THE HAGUE (HRNW) – The International Criminal Court’s arrest warrant against Russian President Vladimir Putin on Friday is just one strand in a complex web of international and national legal moves over alleged war crimes in Ukraine.
More than 74,500 such atrocities have been reported in Ukraine since Russia invaded, according to the prosecutor general’s office in Kyiv. Bringing those to trial is no simple task.
Ukrainian and Western authorities say there is evidence of murders and executions, shelling of civilian infrastructure, forced deportations, child abductions, torture, sexual violence and illegal detention.

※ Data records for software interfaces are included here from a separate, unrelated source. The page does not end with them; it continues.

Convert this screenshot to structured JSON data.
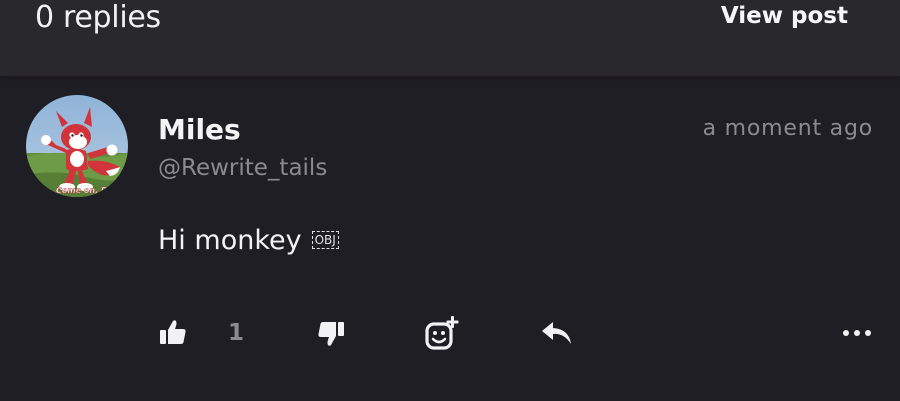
{
  "header": {
    "replies_label": "0 replies",
    "view_post_label": "View post",
    "background": "#29282d"
  },
  "comment": {
    "author_name": "Miles",
    "author_handle": "@Rewrite_tails",
    "timestamp": "a moment ago",
    "message": "Hi monkey",
    "message_glyph": "OBJ",
    "avatar_caption": "Come on, Re",
    "likes_count": "1"
  },
  "actions": {
    "like_icon": "thumbs-up-icon",
    "dislike_icon": "thumbs-down-icon",
    "react_icon": "add-reaction-icon",
    "reply_icon": "reply-arrow-icon",
    "more_icon": "more-horizontal-icon"
  },
  "colors": {
    "background": "#201e25",
    "text_primary": "#f2f2f4",
    "text_secondary": "#8c8a91"
  }
}
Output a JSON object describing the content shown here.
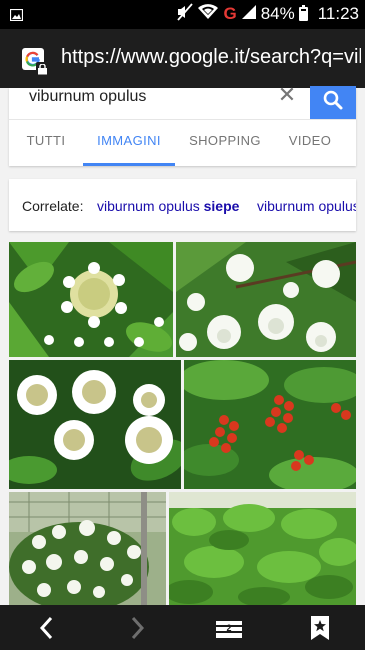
{
  "status_bar": {
    "network": "G",
    "battery_percent": "84%",
    "battery_level": 0.84,
    "time": "11:23",
    "icons": [
      "image-notification-icon",
      "mute-icon",
      "wifi-icon",
      "signal-icon",
      "battery-icon"
    ]
  },
  "browser": {
    "url": "https://www.google.it/search?q=viburnum+opulus"
  },
  "search": {
    "query": "viburnum opulus",
    "tabs": [
      {
        "label": "TUTTI",
        "active": false
      },
      {
        "label": "IMMAGINI",
        "active": true
      },
      {
        "label": "SHOPPING",
        "active": false
      },
      {
        "label": "VIDEO",
        "active": false
      }
    ]
  },
  "related": {
    "label": "Correlate:",
    "chips": [
      {
        "prefix": "viburnum opulus ",
        "bold": "siepe"
      },
      {
        "prefix": "viburnum opulus",
        "bold": ""
      }
    ]
  },
  "images": [
    {
      "subject": "viburnum-lacecap-white-flower"
    },
    {
      "subject": "viburnum-snowball-white-flowers"
    },
    {
      "subject": "viburnum-lacecap-flower-clusters"
    },
    {
      "subject": "viburnum-red-berries"
    },
    {
      "subject": "viburnum-snowball-bush"
    },
    {
      "subject": "viburnum-green-hedge"
    }
  ],
  "nav": {
    "icons": [
      "back-icon",
      "forward-icon",
      "tabs-icon",
      "bookmark-icon"
    ]
  },
  "colors": {
    "accent": "#4285f4",
    "link": "#1a0dab",
    "network_indicator": "#e53935"
  }
}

But Russia has repeatedly denied that its forces have committed atrocities or attacked civilians. A successful war crimes prosecution requires a high standard of proof, in a situation where access to suspects and crime scenes is often restricted and there is overlapping jurisdiction between national and international courts.